__ACTIVITY__.
Copy the listing below exactly. Pictures stay out of it.

__INFORMATION SUPPLIED__.

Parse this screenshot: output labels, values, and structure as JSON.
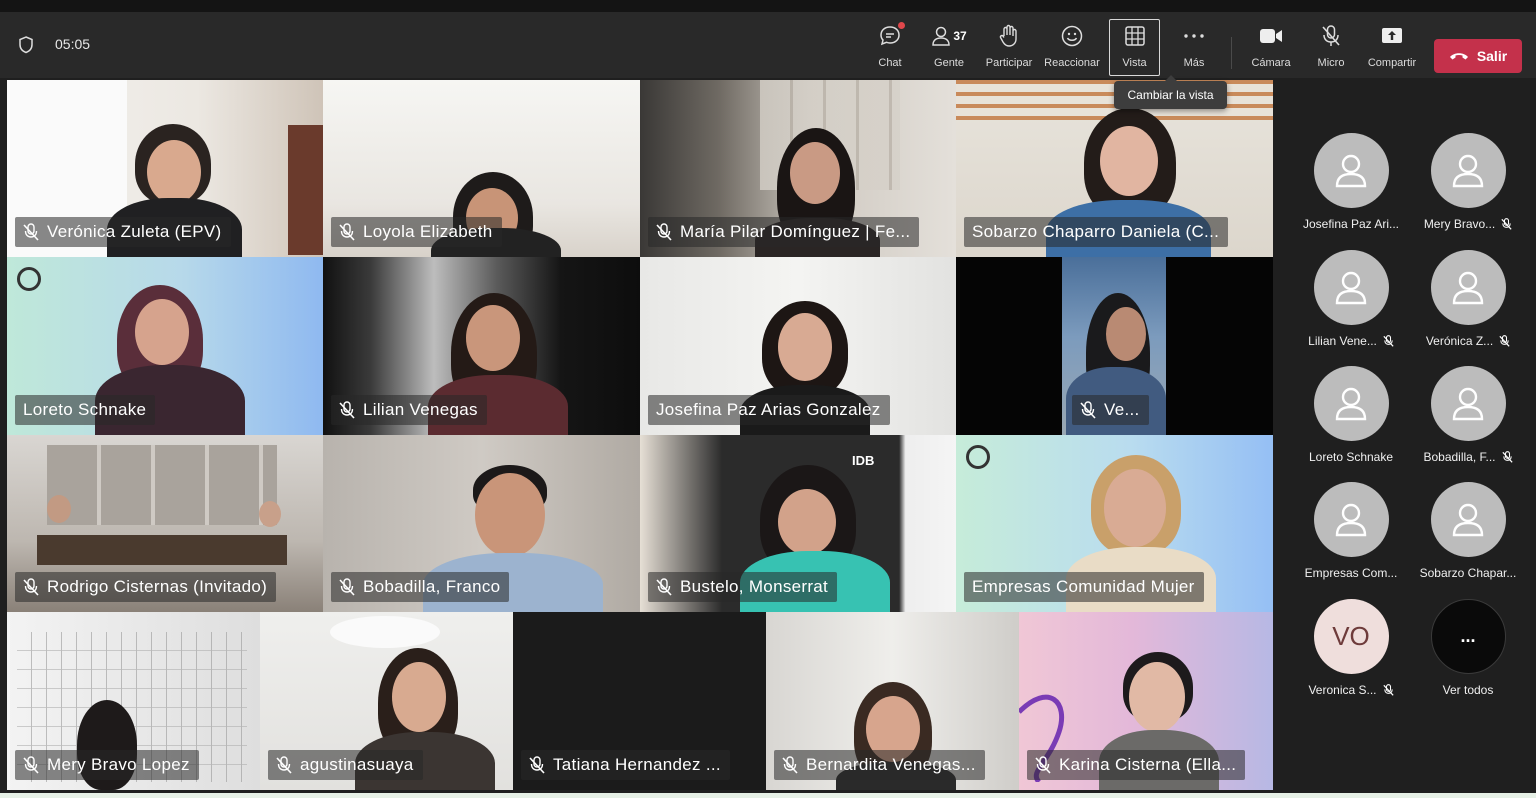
{
  "toolbar": {
    "timer": "05:05",
    "buttons": {
      "chat": "Chat",
      "people": "Gente",
      "people_count": "37",
      "raise": "Participar",
      "react": "Reaccionar",
      "view": "Vista",
      "more": "Más",
      "camera": "Cámara",
      "mic": "Micro",
      "share": "Compartir"
    },
    "leave": "Salir",
    "tooltip": "Cambiar la vista"
  },
  "tiles": [
    {
      "name": "Verónica Zuleta (EPV)"
    },
    {
      "name": "Loyola Elizabeth"
    },
    {
      "name": "María Pilar Domínguez | Fe..."
    },
    {
      "name": "Sobarzo Chaparro Daniela (C..."
    },
    {
      "name": "Loreto Schnake"
    },
    {
      "name": "Lilian Venegas"
    },
    {
      "name": "Josefina Paz Arias Gonzalez"
    },
    {
      "name": "Ve..."
    },
    {
      "name": "Rodrigo Cisternas (Invitado)"
    },
    {
      "name": "Bobadilla, Franco"
    },
    {
      "name": "Bustelo, Monserrat"
    },
    {
      "name": "Empresas Comunidad Mujer"
    },
    {
      "name": "Mery Bravo Lopez"
    },
    {
      "name": "agustinasuaya"
    },
    {
      "name": "Tatiana Hernandez ..."
    },
    {
      "name": "Bernardita Venegas..."
    },
    {
      "name": "Karina Cisterna (Ella..."
    }
  ],
  "idb_logo": "IDB",
  "sidebar": {
    "participants": [
      {
        "label": "Josefina Paz Ari..."
      },
      {
        "label": "Mery Bravo..."
      },
      {
        "label": "Lilian Vene..."
      },
      {
        "label": "Verónica Z..."
      },
      {
        "label": "Loreto Schnake"
      },
      {
        "label": "Bobadilla, F..."
      },
      {
        "label": "Empresas Com..."
      },
      {
        "label": "Sobarzo Chapar..."
      },
      {
        "label": "Veronica S...",
        "initials": "VO"
      }
    ],
    "see_all": "Ver todos",
    "see_all_glyph": "..."
  },
  "colors": {
    "leave": "#c4314b",
    "toolbar": "#292929",
    "avatar": "#bcbcbc"
  }
}
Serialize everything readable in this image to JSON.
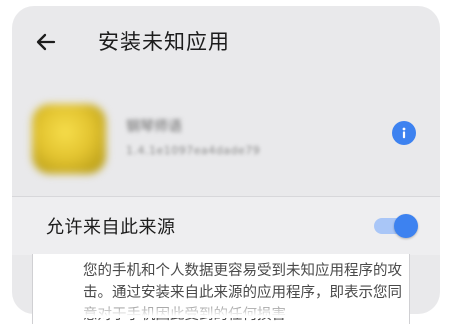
{
  "header": {
    "back_icon": "arrow-left-icon",
    "title": "安装未知应用"
  },
  "app": {
    "name": "钢琴师语",
    "version": "1.4.1e1097ea4dade79",
    "info_icon": "info-icon",
    "accent": "#3d82f0"
  },
  "permission": {
    "label": "允许来自此来源",
    "enabled": true
  },
  "warning": {
    "text": "您的手机和个人数据更容易受到未知应用程序的攻击。通过安装来自此来源的应用程序，即表示您同意对于手机因此受到的任何损害"
  }
}
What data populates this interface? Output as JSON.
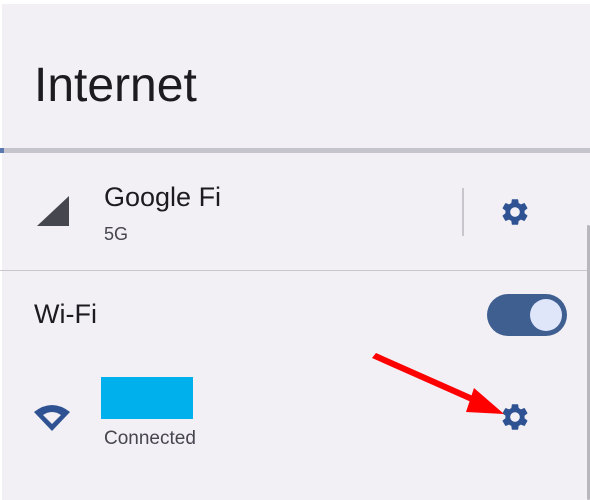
{
  "page": {
    "title": "Internet"
  },
  "carrier": {
    "name": "Google Fi",
    "network_type": "5G",
    "icon": "signal-cellular-icon",
    "settings_icon": "gear-icon"
  },
  "wifi": {
    "label": "Wi-Fi",
    "enabled": true,
    "toggle_icon": "toggle-switch-on"
  },
  "network": {
    "name_redacted": true,
    "status": "Connected",
    "icon": "wifi-icon",
    "settings_icon": "gear-icon"
  },
  "annotation": {
    "type": "arrow",
    "color": "#ff0000"
  },
  "colors": {
    "background": "#f2eff5",
    "accent": "#3f5f91",
    "redaction": "#00b0ec",
    "divider": "#c8c6cc"
  }
}
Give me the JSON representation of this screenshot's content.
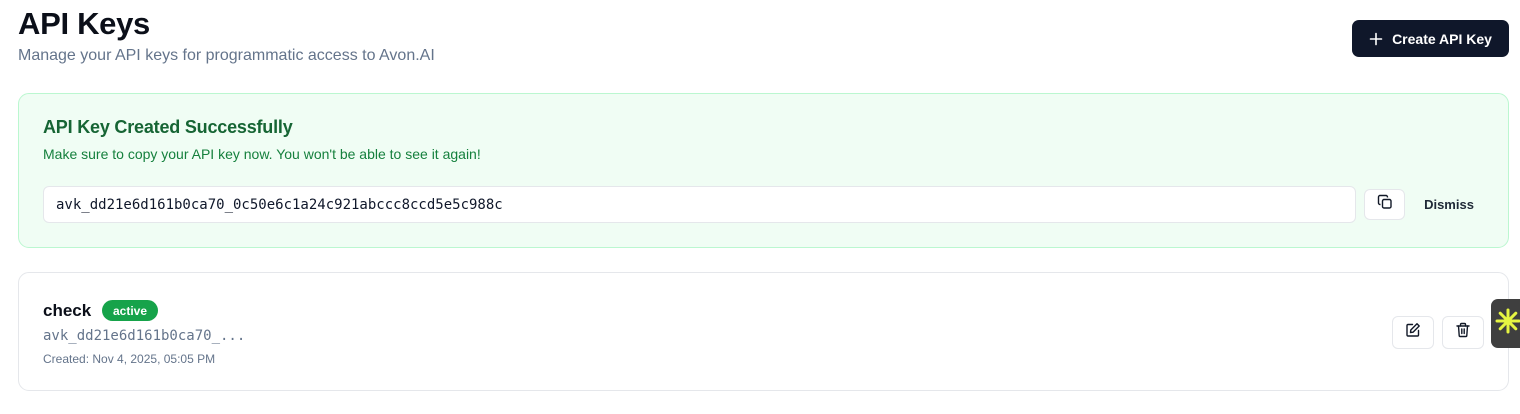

__TASK SOLUTION__.
Parse this screenshot: output labels, values, and structure as JSON.
{
  "toolbar": {
    "timer": "05:05",
    "buttons": {
      "chat": "Chat",
      "people": "Gente",
      "people_count": "37",
      "raise": "Participar",
      "react": "Reaccionar",
      "view": "Vista",
      "more": "Más",
      "camera": "Cámara",
      "mic": "Micro",
      "share": "Compartir"
    },
    "leave": "Salir",
    "tooltip": "Cambiar la vista"
  },
  "tiles": [
    {
      "name": "Verónica Zuleta (EPV)"
    },
    {
      "name": "Loyola Elizabeth"
    },
    {
      "name": "María Pilar Domínguez | Fe..."
    },
    {
      "name": "Sobarzo Chaparro Daniela (C..."
    },
    {
      "name": "Loreto Schnake"
    },
    {
      "name": "Lilian Venegas"
    },
    {
      "name": "Josefina Paz Arias Gonzalez"
    },
    {
      "name": "Ve..."
    },
    {
      "name": "Rodrigo Cisternas (Invitado)"
    },
    {
      "name": "Bobadilla, Franco"
    },
    {
      "name": "Bustelo, Monserrat"
    },
    {
      "name": "Empresas Comunidad Mujer"
    },
    {
      "name": "Mery Bravo Lopez"
    },
    {
      "name": "agustinasuaya"
    },
    {
      "name": "Tatiana Hernandez ..."
    },
    {
      "name": "Bernardita Venegas..."
    },
    {
      "name": "Karina Cisterna (Ella..."
    }
  ],
  "idb_logo": "IDB",
  "sidebar": {
    "participants": [
      {
        "label": "Josefina Paz Ari..."
      },
      {
        "label": "Mery Bravo..."
      },
      {
        "label": "Lilian Vene..."
      },
      {
        "label": "Verónica Z..."
      },
      {
        "label": "Loreto Schnake"
      },
      {
        "label": "Bobadilla, F..."
      },
      {
        "label": "Empresas Com..."
      },
      {
        "label": "Sobarzo Chapar..."
      },
      {
        "label": "Veronica S...",
        "initials": "VO"
      }
    ],
    "see_all": "Ver todos",
    "see_all_glyph": "..."
  },
  "colors": {
    "leave": "#c4314b",
    "toolbar": "#292929",
    "avatar": "#bcbcbc"
  }
}
Serialize everything readable in this image to JSON.
{
  "header": {
    "back_icon": "arrow-left-icon",
    "title": "安装未知应用"
  },
  "app": {
    "name": "钢琴师语",
    "version": "1.4.1e1097ea4dade79",
    "info_icon": "info-icon",
    "accent": "#3d82f0"
  },
  "permission": {
    "label": "允许来自此来源",
    "enabled": true
  },
  "warning": {
    "text": "您的手机和个人数据更容易受到未知应用程序的攻击。通过安装来自此来源的应用程序，即表示您同意对于手机因此受到的任何损害"
  }
}
What data populates this interface? Output as JSON.
{
  "page": {
    "title": "Internet"
  },
  "carrier": {
    "name": "Google Fi",
    "network_type": "5G",
    "icon": "signal-cellular-icon",
    "settings_icon": "gear-icon"
  },
  "wifi": {
    "label": "Wi-Fi",
    "enabled": true,
    "toggle_icon": "toggle-switch-on"
  },
  "network": {
    "name_redacted": true,
    "status": "Connected",
    "icon": "wifi-icon",
    "settings_icon": "gear-icon"
  },
  "annotation": {
    "type": "arrow",
    "color": "#ff0000"
  },
  "colors": {
    "background": "#f2eff5",
    "accent": "#3f5f91",
    "redaction": "#00b0ec",
    "divider": "#c8c6cc"
  }
}
Give me the JSON representation of this screenshot's content.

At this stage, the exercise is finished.